• _TASK BRIEF_
Work through the entries that follow and state how many lines contain the word "title". Only the number is wanted.

• _MATERIAL SUPPLIED_
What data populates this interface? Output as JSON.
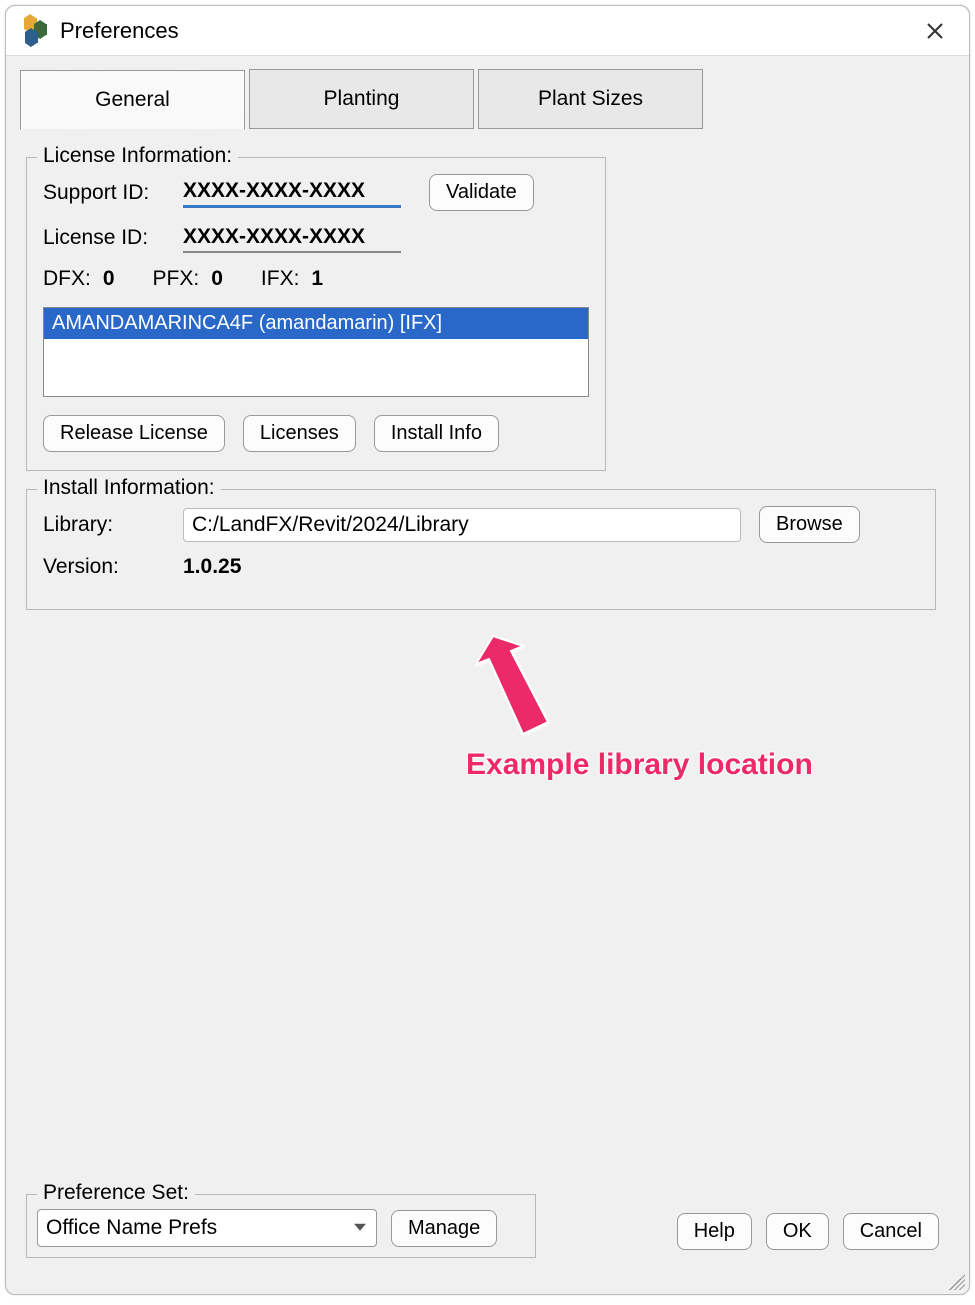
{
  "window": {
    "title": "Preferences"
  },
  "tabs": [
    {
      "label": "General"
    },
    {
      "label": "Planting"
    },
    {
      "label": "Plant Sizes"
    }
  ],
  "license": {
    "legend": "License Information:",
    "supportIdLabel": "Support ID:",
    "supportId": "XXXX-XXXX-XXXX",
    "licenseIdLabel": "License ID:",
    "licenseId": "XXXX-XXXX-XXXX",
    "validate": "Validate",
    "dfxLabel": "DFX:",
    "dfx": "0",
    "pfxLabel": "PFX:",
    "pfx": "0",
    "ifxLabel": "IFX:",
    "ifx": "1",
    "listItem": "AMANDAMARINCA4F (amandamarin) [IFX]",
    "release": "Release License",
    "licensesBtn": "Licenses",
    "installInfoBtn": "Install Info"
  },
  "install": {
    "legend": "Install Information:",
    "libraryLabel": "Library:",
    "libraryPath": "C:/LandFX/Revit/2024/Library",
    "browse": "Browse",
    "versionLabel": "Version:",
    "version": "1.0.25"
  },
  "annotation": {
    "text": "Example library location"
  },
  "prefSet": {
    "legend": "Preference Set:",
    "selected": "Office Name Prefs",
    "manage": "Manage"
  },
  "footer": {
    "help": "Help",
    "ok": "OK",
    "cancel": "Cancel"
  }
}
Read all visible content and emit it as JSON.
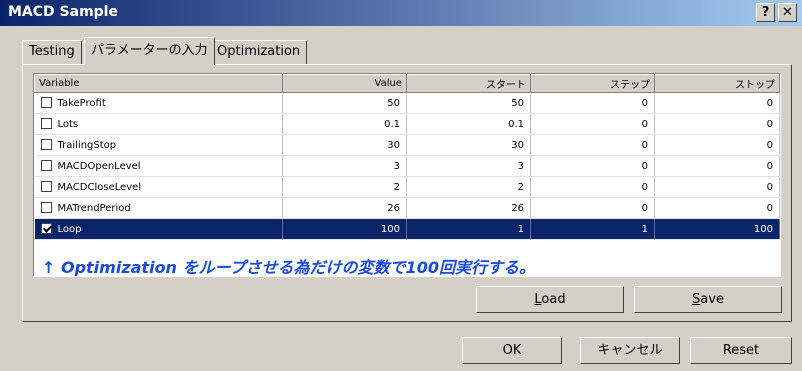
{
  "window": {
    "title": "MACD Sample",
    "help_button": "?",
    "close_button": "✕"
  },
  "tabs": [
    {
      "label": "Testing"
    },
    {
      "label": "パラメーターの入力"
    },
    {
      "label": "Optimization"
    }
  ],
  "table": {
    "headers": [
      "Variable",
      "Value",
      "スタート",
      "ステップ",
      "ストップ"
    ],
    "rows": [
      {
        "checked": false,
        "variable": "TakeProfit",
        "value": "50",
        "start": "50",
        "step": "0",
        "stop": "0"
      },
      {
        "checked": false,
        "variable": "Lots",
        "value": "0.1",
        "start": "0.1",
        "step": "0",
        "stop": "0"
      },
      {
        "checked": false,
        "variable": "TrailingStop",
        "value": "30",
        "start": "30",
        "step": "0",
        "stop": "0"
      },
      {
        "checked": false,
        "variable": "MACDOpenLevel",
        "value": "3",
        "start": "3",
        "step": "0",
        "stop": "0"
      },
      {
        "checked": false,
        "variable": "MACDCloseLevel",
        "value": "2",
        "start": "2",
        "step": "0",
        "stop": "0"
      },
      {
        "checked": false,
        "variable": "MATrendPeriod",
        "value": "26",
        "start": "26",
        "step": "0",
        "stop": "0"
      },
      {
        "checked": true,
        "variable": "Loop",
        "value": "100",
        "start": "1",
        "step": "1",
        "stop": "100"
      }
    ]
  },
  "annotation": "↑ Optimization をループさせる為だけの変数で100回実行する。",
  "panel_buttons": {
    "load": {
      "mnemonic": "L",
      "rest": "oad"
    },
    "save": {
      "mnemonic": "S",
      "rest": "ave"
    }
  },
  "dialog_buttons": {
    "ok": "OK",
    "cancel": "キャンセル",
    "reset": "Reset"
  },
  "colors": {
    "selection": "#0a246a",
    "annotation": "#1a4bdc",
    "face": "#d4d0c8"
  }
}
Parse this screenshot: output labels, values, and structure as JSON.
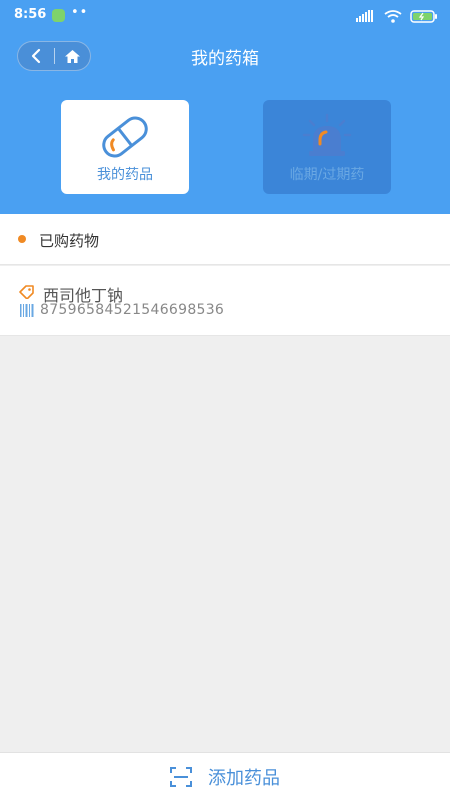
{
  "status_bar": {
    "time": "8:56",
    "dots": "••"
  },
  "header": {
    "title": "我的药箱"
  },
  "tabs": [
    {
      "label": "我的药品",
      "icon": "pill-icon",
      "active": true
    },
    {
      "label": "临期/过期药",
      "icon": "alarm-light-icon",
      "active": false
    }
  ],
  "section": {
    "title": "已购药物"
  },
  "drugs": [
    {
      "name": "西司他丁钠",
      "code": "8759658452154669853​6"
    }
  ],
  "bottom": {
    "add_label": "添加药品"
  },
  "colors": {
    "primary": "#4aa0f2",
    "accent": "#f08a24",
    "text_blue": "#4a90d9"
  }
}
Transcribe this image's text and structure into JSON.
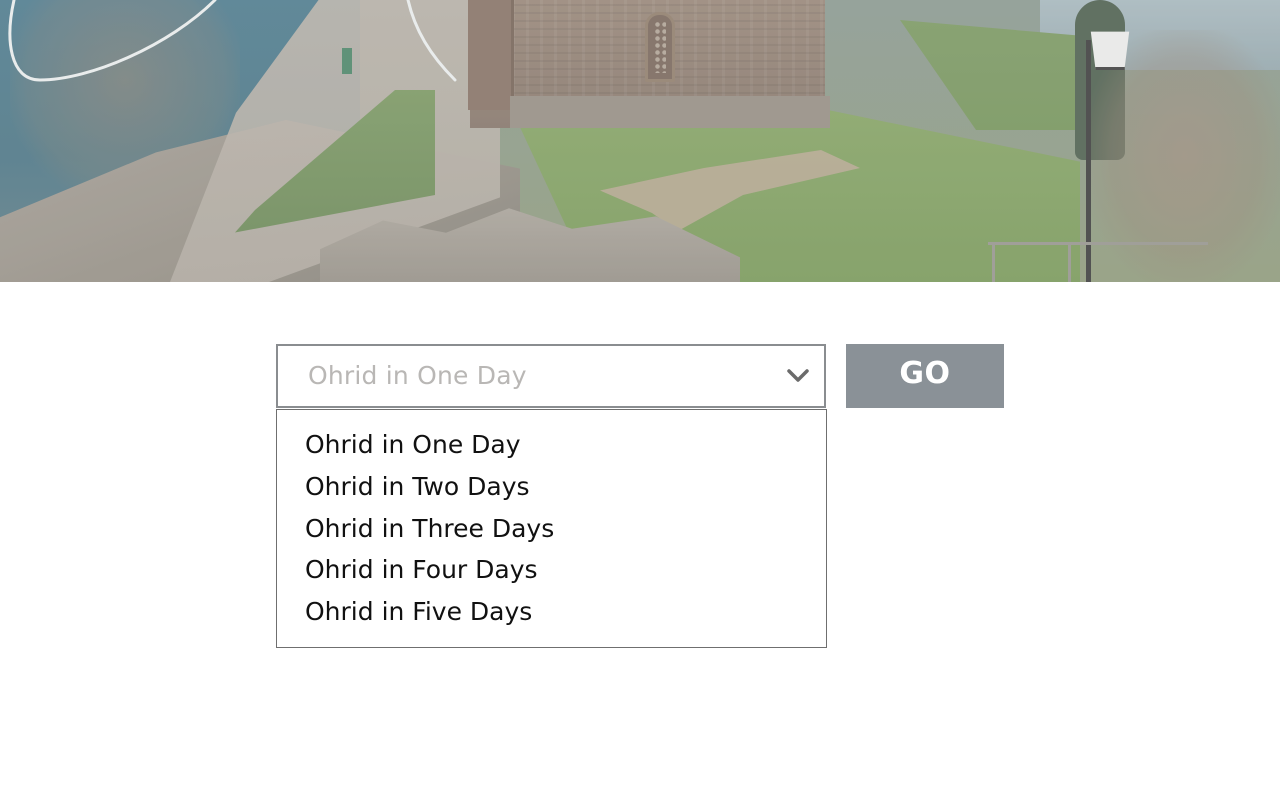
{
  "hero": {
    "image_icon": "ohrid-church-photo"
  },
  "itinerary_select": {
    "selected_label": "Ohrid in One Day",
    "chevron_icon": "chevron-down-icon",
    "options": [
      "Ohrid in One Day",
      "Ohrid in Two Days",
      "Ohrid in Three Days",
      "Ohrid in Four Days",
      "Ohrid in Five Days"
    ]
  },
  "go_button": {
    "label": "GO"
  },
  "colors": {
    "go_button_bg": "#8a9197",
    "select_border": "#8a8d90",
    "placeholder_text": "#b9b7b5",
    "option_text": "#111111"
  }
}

• _RESULT FOR THIS TASK_
4